◆ TASK DETAILS
In the listing below, locate the lines bearing the word "content". Copy every one of them.

◆ SOURCE MATERIAL
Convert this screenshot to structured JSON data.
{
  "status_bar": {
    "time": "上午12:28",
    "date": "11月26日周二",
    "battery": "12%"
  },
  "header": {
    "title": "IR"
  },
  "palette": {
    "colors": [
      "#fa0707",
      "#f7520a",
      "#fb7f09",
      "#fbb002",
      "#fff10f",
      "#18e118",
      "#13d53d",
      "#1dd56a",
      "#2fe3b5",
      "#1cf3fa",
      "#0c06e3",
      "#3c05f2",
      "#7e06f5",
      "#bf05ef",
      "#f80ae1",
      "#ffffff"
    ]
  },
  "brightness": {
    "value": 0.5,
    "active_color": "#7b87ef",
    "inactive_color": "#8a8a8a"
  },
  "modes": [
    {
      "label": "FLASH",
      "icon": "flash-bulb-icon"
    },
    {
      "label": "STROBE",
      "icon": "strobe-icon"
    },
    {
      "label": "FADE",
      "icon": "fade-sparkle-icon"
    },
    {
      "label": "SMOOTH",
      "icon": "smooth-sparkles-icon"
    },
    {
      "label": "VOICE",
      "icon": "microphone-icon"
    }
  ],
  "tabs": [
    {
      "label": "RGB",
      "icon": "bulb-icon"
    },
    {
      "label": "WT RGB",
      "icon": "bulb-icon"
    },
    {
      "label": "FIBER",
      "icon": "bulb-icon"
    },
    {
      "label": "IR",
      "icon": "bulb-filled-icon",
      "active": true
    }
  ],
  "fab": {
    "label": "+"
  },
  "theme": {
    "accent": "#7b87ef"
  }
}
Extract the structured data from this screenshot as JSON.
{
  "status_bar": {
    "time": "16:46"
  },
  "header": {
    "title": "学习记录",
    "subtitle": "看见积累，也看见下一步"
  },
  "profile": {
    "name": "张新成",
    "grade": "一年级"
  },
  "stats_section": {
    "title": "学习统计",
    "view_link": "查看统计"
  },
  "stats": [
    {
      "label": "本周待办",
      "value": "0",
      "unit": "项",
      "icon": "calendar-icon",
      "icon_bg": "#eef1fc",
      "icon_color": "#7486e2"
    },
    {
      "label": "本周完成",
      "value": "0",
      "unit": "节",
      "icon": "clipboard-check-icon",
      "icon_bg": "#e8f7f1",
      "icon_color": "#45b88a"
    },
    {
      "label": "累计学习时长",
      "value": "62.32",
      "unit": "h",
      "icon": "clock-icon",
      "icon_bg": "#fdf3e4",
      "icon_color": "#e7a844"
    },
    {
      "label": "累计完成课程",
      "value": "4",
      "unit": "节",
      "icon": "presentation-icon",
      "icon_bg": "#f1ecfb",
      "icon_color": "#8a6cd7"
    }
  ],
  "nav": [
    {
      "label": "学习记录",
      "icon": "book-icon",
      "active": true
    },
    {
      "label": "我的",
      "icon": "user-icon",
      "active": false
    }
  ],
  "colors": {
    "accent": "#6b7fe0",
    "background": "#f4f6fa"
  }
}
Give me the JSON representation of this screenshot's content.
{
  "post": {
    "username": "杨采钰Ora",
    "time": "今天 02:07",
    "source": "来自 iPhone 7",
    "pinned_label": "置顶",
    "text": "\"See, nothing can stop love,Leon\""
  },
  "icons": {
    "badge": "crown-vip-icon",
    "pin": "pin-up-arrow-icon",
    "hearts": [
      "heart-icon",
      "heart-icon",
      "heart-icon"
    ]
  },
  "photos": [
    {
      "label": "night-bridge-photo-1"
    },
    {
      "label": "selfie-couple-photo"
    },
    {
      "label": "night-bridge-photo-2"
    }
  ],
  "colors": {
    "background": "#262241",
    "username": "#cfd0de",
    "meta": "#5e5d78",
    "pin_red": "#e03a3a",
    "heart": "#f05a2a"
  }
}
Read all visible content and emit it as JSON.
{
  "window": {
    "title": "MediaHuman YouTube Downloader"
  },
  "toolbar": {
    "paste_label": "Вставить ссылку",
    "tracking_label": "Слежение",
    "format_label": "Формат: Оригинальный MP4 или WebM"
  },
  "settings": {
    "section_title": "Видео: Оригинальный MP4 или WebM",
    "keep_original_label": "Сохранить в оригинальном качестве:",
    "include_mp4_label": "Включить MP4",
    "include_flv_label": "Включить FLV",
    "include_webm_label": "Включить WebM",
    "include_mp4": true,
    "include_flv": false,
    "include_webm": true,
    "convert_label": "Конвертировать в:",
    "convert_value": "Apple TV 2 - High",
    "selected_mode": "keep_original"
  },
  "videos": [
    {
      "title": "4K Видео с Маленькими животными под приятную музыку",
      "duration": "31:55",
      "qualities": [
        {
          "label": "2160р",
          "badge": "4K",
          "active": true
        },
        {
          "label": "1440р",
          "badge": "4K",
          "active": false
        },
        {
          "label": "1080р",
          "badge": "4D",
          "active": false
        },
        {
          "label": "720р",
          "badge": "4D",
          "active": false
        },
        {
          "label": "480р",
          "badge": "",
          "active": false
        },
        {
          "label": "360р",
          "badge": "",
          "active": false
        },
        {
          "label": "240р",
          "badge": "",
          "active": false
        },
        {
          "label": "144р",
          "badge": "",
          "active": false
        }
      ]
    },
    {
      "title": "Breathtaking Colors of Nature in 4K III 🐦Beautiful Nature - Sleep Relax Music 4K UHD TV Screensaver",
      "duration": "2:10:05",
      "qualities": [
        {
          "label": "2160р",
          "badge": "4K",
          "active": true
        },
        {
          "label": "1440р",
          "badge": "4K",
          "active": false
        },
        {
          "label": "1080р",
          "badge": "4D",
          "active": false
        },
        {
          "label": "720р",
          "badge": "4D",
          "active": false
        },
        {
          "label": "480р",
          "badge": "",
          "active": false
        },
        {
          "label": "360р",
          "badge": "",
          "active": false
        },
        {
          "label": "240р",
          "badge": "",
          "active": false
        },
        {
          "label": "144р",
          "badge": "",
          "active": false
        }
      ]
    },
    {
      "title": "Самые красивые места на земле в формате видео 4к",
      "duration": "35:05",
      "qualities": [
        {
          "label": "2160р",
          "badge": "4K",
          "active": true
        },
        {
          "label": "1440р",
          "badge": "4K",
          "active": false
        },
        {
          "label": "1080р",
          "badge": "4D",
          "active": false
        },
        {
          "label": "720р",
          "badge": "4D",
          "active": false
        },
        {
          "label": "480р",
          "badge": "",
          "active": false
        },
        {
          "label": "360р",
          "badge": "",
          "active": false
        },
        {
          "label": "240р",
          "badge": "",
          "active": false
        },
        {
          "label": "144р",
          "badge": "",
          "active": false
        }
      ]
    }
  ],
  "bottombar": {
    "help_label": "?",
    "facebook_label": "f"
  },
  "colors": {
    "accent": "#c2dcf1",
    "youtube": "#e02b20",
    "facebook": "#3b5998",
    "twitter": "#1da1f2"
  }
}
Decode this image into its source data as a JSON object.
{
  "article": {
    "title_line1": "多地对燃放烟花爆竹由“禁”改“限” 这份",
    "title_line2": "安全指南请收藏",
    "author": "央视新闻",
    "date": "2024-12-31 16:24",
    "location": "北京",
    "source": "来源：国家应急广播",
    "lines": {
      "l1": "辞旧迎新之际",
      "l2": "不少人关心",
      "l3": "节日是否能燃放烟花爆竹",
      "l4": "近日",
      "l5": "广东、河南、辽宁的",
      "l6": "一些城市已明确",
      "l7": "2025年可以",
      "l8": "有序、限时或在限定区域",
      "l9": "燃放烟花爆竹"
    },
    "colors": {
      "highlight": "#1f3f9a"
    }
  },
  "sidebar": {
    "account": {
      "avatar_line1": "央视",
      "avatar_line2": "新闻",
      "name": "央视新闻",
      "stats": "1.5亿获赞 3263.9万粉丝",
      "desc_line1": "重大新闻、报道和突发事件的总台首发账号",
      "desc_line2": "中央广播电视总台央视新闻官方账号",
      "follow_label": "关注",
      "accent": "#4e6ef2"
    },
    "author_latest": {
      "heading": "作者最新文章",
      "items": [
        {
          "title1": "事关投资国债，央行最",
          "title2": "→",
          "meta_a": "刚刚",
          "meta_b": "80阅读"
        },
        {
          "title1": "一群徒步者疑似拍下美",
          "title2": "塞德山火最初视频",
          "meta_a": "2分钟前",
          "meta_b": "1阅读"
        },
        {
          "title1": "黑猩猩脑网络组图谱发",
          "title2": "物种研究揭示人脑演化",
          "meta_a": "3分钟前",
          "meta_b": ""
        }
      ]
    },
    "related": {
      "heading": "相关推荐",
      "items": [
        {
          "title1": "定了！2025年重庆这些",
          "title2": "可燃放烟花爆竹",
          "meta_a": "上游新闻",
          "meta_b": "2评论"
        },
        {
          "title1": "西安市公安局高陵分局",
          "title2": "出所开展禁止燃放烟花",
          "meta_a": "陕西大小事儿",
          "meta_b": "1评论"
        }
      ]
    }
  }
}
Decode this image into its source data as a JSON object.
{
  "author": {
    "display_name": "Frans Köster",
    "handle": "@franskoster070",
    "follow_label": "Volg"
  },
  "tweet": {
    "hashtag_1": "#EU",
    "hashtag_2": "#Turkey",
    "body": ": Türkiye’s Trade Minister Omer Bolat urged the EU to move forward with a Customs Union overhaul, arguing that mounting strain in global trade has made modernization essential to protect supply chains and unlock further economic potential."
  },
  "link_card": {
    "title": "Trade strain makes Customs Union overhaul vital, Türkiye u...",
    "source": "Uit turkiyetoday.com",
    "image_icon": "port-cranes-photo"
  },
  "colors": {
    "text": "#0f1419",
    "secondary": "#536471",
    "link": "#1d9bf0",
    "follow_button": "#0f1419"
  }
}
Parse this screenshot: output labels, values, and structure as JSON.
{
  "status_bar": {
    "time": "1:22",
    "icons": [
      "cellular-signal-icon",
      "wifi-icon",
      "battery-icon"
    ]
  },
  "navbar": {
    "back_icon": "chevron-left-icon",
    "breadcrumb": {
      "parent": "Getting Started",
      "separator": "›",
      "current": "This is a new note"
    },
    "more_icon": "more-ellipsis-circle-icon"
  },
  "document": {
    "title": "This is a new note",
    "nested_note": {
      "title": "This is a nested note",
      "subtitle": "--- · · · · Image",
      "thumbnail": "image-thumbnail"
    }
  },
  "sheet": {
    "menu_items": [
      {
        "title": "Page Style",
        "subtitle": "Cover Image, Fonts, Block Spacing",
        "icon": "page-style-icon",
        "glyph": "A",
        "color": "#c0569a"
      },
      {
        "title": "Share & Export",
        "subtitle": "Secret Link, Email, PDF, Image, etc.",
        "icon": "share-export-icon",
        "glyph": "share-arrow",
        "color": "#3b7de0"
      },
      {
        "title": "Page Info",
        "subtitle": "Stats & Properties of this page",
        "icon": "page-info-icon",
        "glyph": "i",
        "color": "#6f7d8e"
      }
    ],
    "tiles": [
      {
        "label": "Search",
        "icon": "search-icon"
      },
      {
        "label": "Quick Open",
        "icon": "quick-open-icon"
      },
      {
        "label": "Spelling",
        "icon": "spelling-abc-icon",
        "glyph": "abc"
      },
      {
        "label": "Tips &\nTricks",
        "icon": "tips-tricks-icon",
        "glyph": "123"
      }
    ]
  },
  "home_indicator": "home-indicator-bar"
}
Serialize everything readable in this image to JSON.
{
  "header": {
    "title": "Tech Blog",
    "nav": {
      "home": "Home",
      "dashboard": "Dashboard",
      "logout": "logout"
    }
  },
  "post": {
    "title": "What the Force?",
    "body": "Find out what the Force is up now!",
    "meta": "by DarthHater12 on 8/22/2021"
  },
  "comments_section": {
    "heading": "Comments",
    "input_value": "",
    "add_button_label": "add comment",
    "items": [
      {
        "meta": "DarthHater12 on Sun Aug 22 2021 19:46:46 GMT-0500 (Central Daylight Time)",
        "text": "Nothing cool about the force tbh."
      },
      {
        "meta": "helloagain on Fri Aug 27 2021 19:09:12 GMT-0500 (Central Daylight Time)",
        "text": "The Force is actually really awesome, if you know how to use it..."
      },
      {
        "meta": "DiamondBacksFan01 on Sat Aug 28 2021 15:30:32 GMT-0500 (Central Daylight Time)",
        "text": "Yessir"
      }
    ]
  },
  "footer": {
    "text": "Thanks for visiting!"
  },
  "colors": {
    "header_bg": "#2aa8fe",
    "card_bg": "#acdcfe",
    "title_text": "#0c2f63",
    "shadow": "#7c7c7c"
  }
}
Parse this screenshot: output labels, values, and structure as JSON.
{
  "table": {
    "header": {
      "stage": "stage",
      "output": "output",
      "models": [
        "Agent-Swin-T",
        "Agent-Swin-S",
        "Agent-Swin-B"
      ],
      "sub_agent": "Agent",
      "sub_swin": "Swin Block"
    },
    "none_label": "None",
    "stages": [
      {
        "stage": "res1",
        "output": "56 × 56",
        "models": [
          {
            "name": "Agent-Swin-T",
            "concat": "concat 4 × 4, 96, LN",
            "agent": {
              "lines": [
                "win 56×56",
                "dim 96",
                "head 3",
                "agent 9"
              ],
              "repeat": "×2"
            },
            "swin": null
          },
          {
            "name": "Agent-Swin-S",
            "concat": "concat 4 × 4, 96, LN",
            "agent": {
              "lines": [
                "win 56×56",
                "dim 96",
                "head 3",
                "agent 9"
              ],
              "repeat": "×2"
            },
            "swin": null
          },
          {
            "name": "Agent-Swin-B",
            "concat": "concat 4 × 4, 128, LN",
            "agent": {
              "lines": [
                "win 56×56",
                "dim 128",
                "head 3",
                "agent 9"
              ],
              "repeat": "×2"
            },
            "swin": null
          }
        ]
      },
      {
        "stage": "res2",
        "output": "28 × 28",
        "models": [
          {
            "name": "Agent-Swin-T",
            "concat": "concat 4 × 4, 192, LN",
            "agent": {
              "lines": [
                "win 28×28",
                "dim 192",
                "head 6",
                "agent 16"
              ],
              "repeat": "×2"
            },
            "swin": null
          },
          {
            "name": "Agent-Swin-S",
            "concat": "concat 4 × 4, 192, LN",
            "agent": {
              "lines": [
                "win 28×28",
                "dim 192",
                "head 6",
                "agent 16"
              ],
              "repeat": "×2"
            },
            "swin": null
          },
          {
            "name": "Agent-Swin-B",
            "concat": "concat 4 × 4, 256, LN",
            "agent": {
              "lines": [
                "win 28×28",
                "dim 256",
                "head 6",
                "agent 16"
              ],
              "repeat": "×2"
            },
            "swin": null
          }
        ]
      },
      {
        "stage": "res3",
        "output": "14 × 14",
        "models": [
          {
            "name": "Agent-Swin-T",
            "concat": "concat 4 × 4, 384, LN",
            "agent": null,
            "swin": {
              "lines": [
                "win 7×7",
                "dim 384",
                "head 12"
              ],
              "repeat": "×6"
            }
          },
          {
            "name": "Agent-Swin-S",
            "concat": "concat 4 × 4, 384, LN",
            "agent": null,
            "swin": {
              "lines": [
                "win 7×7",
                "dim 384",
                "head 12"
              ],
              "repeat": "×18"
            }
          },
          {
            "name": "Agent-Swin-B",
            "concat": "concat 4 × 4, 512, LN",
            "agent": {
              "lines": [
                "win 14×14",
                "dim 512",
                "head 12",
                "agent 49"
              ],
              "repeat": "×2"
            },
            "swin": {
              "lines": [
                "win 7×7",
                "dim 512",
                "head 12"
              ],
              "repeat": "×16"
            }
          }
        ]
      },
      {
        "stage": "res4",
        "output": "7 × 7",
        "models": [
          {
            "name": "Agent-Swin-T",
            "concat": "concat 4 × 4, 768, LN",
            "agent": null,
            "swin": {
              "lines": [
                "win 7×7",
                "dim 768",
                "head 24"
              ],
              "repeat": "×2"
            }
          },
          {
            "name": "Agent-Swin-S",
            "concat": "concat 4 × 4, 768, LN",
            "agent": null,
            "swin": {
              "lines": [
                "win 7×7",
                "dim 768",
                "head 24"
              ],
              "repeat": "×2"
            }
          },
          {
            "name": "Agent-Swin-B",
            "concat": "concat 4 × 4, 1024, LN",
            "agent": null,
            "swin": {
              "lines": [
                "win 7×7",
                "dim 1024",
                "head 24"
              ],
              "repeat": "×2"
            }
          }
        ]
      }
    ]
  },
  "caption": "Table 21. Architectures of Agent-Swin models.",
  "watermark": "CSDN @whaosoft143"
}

◆ EXPECTED OUTPUT
Give me the JSON representation of this screenshot's content.
Read all visible content and emit it as JSON.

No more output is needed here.